When we weren't running, we swam in the lake, ate at some unique eateries (#sassafrass) and just enjoyed the scenery.  Each of us girls is in a different phase in life.  Single vs. married.  Retired from professional racing vs. actively pursuing goals vs. training and racing for fun.  Too young for kids vs. decidedly no kids vs. in the trenches of family planning.  But together we can encourage, listen, laugh, cry, and just be there for each other.  These are the friendships that are forged through sport.  

The end of my racing season is quickly coming into view with the World Championships being 9 weeks away.  My training volume and intensity is reaching peak.  I am tired... a lot of the time.  I can no longer remember what's on my plan tomorrow or the next day, which is probably a good thing because when I look ahead it gives me anxiety.  

PR up Mt. Lemmon!!

Despite being tired, I am feeling stronger every day.  Last weekend we had a team smashfest in Tucson-- biking Mt. Lemmon and then racing in the pool.  I beat my previous best time up Mt. Lemmon, holding higher watts than I ever have and keeping up with teammates that I probably shouldn't be keeping up with.  And my times in the pool matched my previous best times for the workout.  I have a few more key workouts before I get a bit of rest for Ironman Coeur d'Alene in 2 weeks.  
A little team rivalry never hurts when racing!

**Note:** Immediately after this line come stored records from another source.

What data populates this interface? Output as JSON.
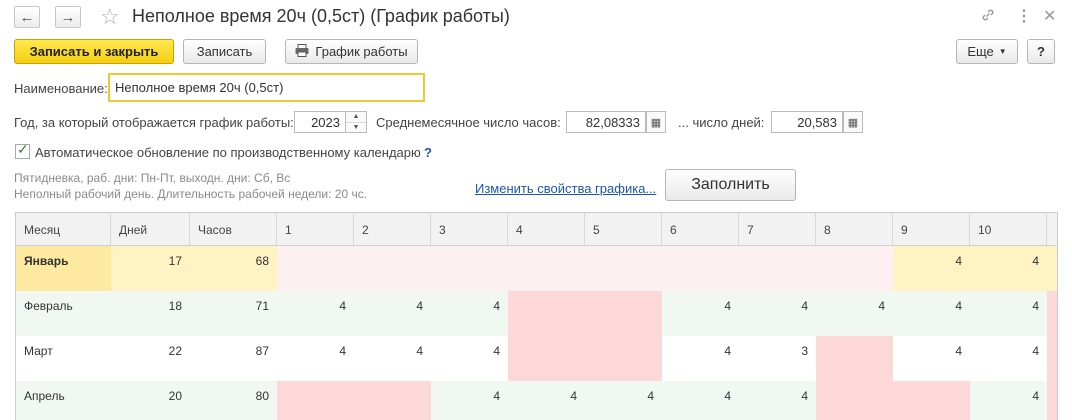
{
  "window": {
    "title": "Неполное время 20ч (0,5ст) (График работы)"
  },
  "icons": {
    "back": "arrow-left-icon",
    "forward": "arrow-right-icon",
    "favorite": "star-icon",
    "link": "link-icon",
    "more": "more-vertical-icon",
    "close": "close-icon",
    "print": "printer-icon",
    "calendar": "calendar-icon",
    "check": "checkmark-icon"
  },
  "toolbar": {
    "save_close": "Записать и закрыть",
    "save": "Записать",
    "schedule": "График работы",
    "more": "Еще",
    "help": "?"
  },
  "form": {
    "name_label": "Наименование:",
    "name_value": "Неполное время 20ч (0,5ст)",
    "year_label": "Год, за который отображается график работы:",
    "year_value": "2023",
    "avg_hours_label": "Среднемесячное число часов:",
    "avg_hours_value": "82,08333",
    "days_label": "... число дней:",
    "days_value": "20,583",
    "auto_update_label": "Автоматическое обновление по производственному календарю",
    "auto_help": "?",
    "info_line1": "Пятидневка, раб. дни: Пн-Пт, выходн. дни: Сб, Вс",
    "info_line2": "Неполный рабочий день. Длительность рабочей недели: 20 чс.",
    "change_link": "Изменить свойства графика...",
    "fill_button": "Заполнить"
  },
  "colors": {
    "accent": "#f5cf10",
    "link": "#1a56b0",
    "weekend": "#fcd8d8",
    "weekend_light": "#fdf0f0",
    "selected": "#fde9a0",
    "row_alt": "#f1f8f1"
  },
  "table": {
    "headers": [
      "Месяц",
      "Дней",
      "Часов",
      "1",
      "2",
      "3",
      "4",
      "5",
      "6",
      "7",
      "8",
      "9",
      "10"
    ],
    "rows": [
      {
        "month": "Январь",
        "days": "17",
        "hours": "68",
        "cells": [
          "",
          "",
          "",
          "",
          "",
          "",
          "",
          "",
          "4",
          "4"
        ]
      },
      {
        "month": "Февраль",
        "days": "18",
        "hours": "71",
        "cells": [
          "4",
          "4",
          "4",
          "",
          "",
          "4",
          "4",
          "4",
          "4",
          "4"
        ]
      },
      {
        "month": "Март",
        "days": "22",
        "hours": "87",
        "cells": [
          "4",
          "4",
          "4",
          "",
          "",
          "4",
          "3",
          "",
          "4",
          "4"
        ]
      },
      {
        "month": "Апрель",
        "days": "20",
        "hours": "80",
        "cells": [
          "",
          "",
          "4",
          "4",
          "4",
          "4",
          "4",
          "",
          "",
          "4"
        ]
      }
    ]
  }
}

If you missed my last post about meal planning, you can check it out here.  I am looking forward to sharing my plans for 2017 as there are some exciting plans on the horizon, but I'm not quite ready yet.  :-)  Soon!